■ **Exercise instructions**:
Tally the lines below that contain the word "pCloudDrive", and give only that number.

══ Records for the exercise

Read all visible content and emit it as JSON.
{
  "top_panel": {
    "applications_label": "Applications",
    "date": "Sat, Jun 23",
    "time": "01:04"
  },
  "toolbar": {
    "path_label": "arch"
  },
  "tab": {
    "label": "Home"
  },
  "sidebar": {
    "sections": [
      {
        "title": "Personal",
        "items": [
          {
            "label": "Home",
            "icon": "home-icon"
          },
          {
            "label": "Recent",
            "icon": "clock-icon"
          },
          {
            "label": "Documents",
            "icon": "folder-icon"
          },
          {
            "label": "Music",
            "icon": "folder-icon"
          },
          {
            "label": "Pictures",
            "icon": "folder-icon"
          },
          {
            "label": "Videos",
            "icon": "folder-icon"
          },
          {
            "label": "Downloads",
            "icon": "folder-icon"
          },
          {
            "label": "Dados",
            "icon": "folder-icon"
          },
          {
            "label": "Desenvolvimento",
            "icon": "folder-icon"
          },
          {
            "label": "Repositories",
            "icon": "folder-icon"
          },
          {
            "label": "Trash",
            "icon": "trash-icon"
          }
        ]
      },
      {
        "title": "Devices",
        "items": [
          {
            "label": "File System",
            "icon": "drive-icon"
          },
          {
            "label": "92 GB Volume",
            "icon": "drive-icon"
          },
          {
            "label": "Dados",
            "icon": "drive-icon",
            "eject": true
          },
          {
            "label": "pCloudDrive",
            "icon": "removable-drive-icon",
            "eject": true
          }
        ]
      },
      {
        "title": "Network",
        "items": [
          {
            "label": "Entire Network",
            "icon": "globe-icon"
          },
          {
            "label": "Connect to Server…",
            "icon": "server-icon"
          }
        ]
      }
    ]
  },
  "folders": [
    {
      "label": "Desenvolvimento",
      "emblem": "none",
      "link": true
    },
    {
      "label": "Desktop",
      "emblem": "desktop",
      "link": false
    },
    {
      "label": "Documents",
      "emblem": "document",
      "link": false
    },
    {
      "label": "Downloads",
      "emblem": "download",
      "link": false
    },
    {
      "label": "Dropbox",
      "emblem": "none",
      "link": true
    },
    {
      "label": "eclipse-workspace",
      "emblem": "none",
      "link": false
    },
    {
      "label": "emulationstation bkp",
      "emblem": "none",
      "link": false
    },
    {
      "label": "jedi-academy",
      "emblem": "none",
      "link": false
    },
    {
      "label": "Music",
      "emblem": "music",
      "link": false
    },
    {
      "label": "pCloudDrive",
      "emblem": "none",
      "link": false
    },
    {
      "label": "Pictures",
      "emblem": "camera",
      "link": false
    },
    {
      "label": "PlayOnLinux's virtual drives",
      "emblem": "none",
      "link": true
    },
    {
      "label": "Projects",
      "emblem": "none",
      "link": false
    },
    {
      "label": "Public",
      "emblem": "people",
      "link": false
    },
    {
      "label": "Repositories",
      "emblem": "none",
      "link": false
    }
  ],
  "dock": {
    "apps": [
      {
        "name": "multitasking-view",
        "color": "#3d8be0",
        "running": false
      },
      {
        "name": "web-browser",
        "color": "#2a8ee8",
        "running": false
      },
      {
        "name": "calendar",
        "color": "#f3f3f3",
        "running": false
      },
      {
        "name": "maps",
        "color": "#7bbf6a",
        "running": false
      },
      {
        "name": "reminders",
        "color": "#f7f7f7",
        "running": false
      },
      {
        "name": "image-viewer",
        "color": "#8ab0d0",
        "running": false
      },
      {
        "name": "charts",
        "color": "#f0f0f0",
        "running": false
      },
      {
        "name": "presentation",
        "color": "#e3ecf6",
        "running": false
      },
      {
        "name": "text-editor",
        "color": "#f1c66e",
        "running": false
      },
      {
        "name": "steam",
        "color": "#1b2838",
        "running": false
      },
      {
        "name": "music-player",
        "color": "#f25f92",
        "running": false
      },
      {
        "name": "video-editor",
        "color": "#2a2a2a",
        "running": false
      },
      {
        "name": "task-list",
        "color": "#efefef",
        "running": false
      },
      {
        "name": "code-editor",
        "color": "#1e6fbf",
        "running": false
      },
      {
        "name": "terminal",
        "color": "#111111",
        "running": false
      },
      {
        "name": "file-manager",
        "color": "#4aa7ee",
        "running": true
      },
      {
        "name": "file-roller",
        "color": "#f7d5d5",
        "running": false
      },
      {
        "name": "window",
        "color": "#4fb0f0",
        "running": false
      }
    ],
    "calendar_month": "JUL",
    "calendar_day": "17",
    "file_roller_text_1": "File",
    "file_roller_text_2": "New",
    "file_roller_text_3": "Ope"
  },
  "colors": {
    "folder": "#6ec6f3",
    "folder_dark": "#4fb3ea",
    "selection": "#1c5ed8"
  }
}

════

■ **Problem solution**:
2